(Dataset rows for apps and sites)

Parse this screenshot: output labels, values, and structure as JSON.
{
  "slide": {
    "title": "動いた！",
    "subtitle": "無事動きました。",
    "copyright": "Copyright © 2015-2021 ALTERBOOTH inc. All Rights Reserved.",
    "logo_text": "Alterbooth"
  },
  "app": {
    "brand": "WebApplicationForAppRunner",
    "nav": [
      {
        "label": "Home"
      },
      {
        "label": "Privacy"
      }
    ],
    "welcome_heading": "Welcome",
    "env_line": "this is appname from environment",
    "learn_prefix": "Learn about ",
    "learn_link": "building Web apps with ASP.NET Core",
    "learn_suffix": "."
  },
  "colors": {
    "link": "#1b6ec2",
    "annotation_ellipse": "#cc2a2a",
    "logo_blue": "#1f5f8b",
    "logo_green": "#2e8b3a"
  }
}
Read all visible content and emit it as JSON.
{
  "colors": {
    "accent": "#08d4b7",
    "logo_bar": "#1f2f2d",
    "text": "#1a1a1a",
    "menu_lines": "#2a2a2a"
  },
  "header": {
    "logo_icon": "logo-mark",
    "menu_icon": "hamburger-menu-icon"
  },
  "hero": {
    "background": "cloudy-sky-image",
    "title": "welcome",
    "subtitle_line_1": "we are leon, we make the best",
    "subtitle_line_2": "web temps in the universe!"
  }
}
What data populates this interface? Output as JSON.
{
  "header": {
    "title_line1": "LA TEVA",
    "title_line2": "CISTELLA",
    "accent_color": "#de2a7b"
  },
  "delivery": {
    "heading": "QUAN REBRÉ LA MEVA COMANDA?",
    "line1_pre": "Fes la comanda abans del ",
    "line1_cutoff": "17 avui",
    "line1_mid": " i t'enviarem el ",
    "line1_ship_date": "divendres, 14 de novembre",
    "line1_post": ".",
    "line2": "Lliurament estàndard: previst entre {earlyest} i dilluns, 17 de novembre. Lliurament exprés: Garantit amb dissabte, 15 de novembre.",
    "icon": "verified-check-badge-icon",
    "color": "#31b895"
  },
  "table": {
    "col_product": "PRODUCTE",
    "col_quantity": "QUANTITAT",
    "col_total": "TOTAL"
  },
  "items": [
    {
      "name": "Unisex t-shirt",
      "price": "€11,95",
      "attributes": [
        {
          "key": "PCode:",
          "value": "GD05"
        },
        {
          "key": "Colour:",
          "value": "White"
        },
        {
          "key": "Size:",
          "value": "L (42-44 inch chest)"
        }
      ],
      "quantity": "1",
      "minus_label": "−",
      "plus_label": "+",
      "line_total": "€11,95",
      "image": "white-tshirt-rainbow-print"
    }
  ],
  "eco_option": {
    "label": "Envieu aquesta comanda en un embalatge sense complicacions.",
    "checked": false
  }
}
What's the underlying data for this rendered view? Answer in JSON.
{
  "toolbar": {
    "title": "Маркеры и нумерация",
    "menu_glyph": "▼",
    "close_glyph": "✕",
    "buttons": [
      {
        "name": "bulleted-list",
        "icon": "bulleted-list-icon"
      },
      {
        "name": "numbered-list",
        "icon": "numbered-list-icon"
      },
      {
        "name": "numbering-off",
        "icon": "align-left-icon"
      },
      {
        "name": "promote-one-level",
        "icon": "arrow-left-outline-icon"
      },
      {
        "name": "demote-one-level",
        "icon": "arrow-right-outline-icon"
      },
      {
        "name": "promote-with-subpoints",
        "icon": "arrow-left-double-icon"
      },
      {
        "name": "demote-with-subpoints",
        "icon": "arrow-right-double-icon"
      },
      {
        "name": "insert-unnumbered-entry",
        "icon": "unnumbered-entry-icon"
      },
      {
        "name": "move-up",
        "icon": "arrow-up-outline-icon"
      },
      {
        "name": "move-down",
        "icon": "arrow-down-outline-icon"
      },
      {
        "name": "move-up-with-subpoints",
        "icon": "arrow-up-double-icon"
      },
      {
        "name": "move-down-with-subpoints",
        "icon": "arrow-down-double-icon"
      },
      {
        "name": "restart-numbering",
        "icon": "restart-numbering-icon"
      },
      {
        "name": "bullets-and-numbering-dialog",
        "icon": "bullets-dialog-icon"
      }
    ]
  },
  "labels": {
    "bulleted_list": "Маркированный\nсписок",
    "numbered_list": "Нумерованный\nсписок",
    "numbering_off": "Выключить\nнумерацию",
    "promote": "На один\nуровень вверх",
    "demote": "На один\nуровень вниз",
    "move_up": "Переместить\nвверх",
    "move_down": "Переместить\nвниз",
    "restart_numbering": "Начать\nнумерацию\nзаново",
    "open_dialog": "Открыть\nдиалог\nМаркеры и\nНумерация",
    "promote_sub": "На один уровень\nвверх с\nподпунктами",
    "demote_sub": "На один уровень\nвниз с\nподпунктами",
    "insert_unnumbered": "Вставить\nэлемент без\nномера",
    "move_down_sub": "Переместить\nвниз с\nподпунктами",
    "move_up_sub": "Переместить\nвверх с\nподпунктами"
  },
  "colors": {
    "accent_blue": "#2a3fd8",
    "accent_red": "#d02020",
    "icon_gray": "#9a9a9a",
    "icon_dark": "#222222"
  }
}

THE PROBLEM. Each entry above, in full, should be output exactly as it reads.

ANSWER BOX.
Parse this screenshot: output labels, values, and structure as JSON.
{
  "slide": {
    "title": "動いた！",
    "subtitle": "無事動きました。",
    "copyright": "Copyright © 2015-2021 ALTERBOOTH inc. All Rights Reserved.",
    "logo_text": "Alterbooth"
  },
  "app": {
    "brand": "WebApplicationForAppRunner",
    "nav": [
      {
        "label": "Home"
      },
      {
        "label": "Privacy"
      }
    ],
    "welcome_heading": "Welcome",
    "env_line": "this is appname from environment",
    "learn_prefix": "Learn about ",
    "learn_link": "building Web apps with ASP.NET Core",
    "learn_suffix": "."
  },
  "colors": {
    "link": "#1b6ec2",
    "annotation_ellipse": "#cc2a2a",
    "logo_blue": "#1f5f8b",
    "logo_green": "#2e8b3a"
  }
}
Read all visible content and emit it as JSON.
{
  "colors": {
    "accent": "#08d4b7",
    "logo_bar": "#1f2f2d",
    "text": "#1a1a1a",
    "menu_lines": "#2a2a2a"
  },
  "header": {
    "logo_icon": "logo-mark",
    "menu_icon": "hamburger-menu-icon"
  },
  "hero": {
    "background": "cloudy-sky-image",
    "title": "welcome",
    "subtitle_line_1": "we are leon, we make the best",
    "subtitle_line_2": "web temps in the universe!"
  }
}
What data populates this interface? Output as JSON.
{
  "header": {
    "title_line1": "LA TEVA",
    "title_line2": "CISTELLA",
    "accent_color": "#de2a7b"
  },
  "delivery": {
    "heading": "QUAN REBRÉ LA MEVA COMANDA?",
    "line1_pre": "Fes la comanda abans del ",
    "line1_cutoff": "17 avui",
    "line1_mid": " i t'enviarem el ",
    "line1_ship_date": "divendres, 14 de novembre",
    "line1_post": ".",
    "line2": "Lliurament estàndard: previst entre {earlyest} i dilluns, 17 de novembre. Lliurament exprés: Garantit amb dissabte, 15 de novembre.",
    "icon": "verified-check-badge-icon",
    "color": "#31b895"
  },
  "table": {
    "col_product": "PRODUCTE",
    "col_quantity": "QUANTITAT",
    "col_total": "TOTAL"
  },
  "items": [
    {
      "name": "Unisex t-shirt",
      "price": "€11,95",
      "attributes": [
        {
          "key": "PCode:",
          "value": "GD05"
        },
        {
          "key": "Colour:",
          "value": "White"
        },
        {
          "key": "Size:",
          "value": "L (42-44 inch chest)"
        }
      ],
      "quantity": "1",
      "minus_label": "−",
      "plus_label": "+",
      "line_total": "€11,95",
      "image": "white-tshirt-rainbow-print"
    }
  ],
  "eco_option": {
    "label": "Envieu aquesta comanda en un embalatge sense complicacions.",
    "checked": false
  }
}
What's the underlying data for this rendered view? Answer in JSON.
{
  "toolbar": {
    "title": "Маркеры и нумерация",
    "menu_glyph": "▼",
    "close_glyph": "✕",
    "buttons": [
      {
        "name": "bulleted-list",
        "icon": "bulleted-list-icon"
      },
      {
        "name": "numbered-list",
        "icon": "numbered-list-icon"
      },
      {
        "name": "numbering-off",
        "icon": "align-left-icon"
      },
      {
        "name": "promote-one-level",
        "icon": "arrow-left-outline-icon"
      },
      {
        "name": "demote-one-level",
        "icon": "arrow-right-outline-icon"
      },
      {
        "name": "promote-with-subpoints",
        "icon": "arrow-left-double-icon"
      },
      {
        "name": "demote-with-subpoints",
        "icon": "arrow-right-double-icon"
      },
      {
        "name": "insert-unnumbered-entry",
        "icon": "unnumbered-entry-icon"
      },
      {
        "name": "move-up",
        "icon": "arrow-up-outline-icon"
      },
      {
        "name": "move-down",
        "icon": "arrow-down-outline-icon"
      },
      {
        "name": "move-up-with-subpoints",
        "icon": "arrow-up-double-icon"
      },
      {
        "name": "move-down-with-subpoints",
        "icon": "arrow-down-double-icon"
      },
      {
        "name": "restart-numbering",
        "icon": "restart-numbering-icon"
      },
      {
        "name": "bullets-and-numbering-dialog",
        "icon": "bullets-dialog-icon"
      }
    ]
  },
  "labels": {
    "bulleted_list": "Маркированный\nсписок",
    "numbered_list": "Нумерованный\nсписок",
    "numbering_off": "Выключить\nнумерацию",
    "promote": "На один\nуровень вверх",
    "demote": "На один\nуровень вниз",
    "move_up": "Переместить\nвверх",
    "move_down": "Переместить\nвниз",
    "restart_numbering": "Начать\nнумерацию\nзаново",
    "open_dialog": "Открыть\nдиалог\nМаркеры и\nНумерация",
    "promote_sub": "На один уровень\nвверх с\nподпунктами",
    "demote_sub": "На один уровень\nвниз с\nподпунктами",
    "insert_unnumbered": "Вставить\nэлемент без\nномера",
    "move_down_sub": "Переместить\nвниз с\nподпунктами",
    "move_up_sub": "Переместить\nвверх с\nподпунктами"
  },
  "colors": {
    "accent_blue": "#2a3fd8",
    "accent_red": "#d02020",
    "icon_gray": "#9a9a9a",
    "icon_dark": "#222222"
  }
}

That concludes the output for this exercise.